History of Shalom Park
In the early 1980’s, conversations were held among members of the Charlotte Jewish community regarding the need for a common gathering place that could be the center of Jewish life for the community. There was a strong desire to create a viable community hub where children could get to know each other, share experiences and build relationships. There was also a need to provide a central location where the children could receive Jewish education, attend worship services, enjoy Jewish culture and have a place where they felt at home.
These discussions led to the creation of the Joint Venture Agreement, which was established at Shalom Park’s inception, and is a key element behind the success of the collaborative effort. It was critical that a workable operating framework be established that maintained individual institution autonomy and also provided oversight for the entire entity.
The structure that was established created the Foundation of Shalom Park. The
Foundation owns all the assets of the Park with the exception of the two Temple
properties, and functions as a non-programming partner, landlord, property manager and administrator for the Park.
In May of 1986, Shalom Park opened the first phase of approximately 85,000 square feet, which included the Levine JCC and the Blumenthal Jewish Education Building. In 1992, both synagogues, Temple Beth El (reform) and Temple Israel (conservative) came onto the property. Between the late 1990’s and 2009, a renovation and endowment project of over $43 million increased the space to 225,000 square feet, which included a new fitness center, a second gym, a renovated indoor pool, renovated offices, an expanded library, soccer fields, tennis facilities, aquatic facilities, a day camp, a parking deck, and the Sam Lerner Center for Cultural Arts.

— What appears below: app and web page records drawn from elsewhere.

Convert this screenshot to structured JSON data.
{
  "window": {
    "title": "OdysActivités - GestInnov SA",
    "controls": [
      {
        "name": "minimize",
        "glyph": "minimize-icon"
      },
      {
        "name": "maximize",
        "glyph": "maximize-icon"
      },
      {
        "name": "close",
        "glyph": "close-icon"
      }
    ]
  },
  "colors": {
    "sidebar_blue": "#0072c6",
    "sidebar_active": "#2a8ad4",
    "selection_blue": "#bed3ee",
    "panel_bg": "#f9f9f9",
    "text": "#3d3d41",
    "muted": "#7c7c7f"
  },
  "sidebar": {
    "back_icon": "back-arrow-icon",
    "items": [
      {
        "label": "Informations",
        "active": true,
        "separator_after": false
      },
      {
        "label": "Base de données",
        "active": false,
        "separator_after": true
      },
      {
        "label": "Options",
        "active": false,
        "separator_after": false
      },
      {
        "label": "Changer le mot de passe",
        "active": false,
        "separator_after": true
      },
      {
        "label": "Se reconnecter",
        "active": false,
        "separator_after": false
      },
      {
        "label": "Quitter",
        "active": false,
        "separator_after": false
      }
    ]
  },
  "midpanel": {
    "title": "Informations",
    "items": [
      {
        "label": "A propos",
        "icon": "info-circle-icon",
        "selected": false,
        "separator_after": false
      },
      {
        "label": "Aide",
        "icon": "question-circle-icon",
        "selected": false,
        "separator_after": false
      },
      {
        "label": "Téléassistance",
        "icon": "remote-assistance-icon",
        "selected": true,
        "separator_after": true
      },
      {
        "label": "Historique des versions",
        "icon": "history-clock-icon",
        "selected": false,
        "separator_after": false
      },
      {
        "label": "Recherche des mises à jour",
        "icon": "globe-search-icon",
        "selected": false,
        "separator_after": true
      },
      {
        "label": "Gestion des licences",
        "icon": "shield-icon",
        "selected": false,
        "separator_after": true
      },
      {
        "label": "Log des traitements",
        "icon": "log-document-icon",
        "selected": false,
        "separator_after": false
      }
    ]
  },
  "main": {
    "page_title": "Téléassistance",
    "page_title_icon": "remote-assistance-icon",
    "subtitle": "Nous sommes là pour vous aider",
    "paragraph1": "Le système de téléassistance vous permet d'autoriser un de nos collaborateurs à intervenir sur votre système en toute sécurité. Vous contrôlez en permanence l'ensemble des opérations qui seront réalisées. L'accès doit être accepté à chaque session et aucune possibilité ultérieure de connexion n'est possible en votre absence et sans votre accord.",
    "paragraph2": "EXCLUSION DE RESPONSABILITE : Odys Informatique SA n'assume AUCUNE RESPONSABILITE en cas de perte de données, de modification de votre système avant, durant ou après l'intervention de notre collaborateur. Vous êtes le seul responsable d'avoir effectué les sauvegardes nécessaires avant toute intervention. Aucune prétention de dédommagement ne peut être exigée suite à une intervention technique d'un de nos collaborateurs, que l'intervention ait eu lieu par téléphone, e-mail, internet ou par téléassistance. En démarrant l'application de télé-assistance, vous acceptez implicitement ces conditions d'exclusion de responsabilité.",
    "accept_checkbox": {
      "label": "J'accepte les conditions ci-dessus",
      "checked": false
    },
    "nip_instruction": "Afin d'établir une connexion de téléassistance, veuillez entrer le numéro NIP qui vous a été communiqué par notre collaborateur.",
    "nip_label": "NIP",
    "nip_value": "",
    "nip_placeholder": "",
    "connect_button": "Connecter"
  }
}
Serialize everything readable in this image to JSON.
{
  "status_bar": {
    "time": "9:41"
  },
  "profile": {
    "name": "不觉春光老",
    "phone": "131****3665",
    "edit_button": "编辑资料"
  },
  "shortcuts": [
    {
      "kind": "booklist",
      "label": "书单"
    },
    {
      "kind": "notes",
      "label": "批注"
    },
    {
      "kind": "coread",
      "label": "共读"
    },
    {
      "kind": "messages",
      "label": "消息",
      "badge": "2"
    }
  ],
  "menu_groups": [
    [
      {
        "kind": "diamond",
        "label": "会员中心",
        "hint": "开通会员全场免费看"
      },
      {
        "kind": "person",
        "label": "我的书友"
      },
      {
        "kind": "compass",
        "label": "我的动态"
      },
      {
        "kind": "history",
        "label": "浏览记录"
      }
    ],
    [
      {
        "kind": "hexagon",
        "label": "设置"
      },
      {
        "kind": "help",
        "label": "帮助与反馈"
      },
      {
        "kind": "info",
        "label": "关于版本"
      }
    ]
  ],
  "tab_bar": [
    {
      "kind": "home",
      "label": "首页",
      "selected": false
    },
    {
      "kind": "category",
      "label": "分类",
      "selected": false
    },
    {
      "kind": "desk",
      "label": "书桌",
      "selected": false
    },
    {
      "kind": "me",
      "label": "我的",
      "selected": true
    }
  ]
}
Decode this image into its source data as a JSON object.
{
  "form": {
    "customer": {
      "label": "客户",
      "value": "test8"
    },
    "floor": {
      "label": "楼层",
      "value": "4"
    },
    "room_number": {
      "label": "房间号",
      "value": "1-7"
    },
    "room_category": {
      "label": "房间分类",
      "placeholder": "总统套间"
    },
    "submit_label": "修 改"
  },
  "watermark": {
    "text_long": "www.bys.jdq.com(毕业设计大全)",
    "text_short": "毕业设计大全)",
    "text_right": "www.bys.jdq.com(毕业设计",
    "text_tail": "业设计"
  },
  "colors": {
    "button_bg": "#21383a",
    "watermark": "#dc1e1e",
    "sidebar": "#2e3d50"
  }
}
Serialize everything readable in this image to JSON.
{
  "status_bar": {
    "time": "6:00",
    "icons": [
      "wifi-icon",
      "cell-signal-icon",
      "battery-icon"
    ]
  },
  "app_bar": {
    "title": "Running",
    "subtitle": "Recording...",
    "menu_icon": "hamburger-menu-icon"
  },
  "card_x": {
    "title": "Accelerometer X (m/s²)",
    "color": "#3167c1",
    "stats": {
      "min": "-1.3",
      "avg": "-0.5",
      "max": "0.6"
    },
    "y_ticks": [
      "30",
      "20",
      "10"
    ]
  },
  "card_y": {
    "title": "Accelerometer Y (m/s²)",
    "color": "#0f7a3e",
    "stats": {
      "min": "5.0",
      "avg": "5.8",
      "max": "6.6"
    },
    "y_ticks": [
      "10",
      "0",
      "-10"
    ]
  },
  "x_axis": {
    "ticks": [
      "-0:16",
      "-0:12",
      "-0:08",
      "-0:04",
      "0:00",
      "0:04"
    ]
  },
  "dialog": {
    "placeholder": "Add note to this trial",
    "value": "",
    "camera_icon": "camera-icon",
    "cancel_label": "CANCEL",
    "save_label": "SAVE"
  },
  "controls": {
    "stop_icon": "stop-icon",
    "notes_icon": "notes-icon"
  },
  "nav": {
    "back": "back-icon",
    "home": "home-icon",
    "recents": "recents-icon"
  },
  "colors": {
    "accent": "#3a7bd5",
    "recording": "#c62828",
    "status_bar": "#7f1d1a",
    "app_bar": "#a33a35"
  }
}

Today, the 54 acre campus of Shalom Park provides a welcoming environment, not only for the local Jewish community, but for the entire Charlotte metro area as well, with an array of educational, religious, recreational, entertainment, cultural, and community service offerings. With no equivalent concept found anywhere in the nation, Shalom Park stands as a preeminent example of community-based organization cooperation.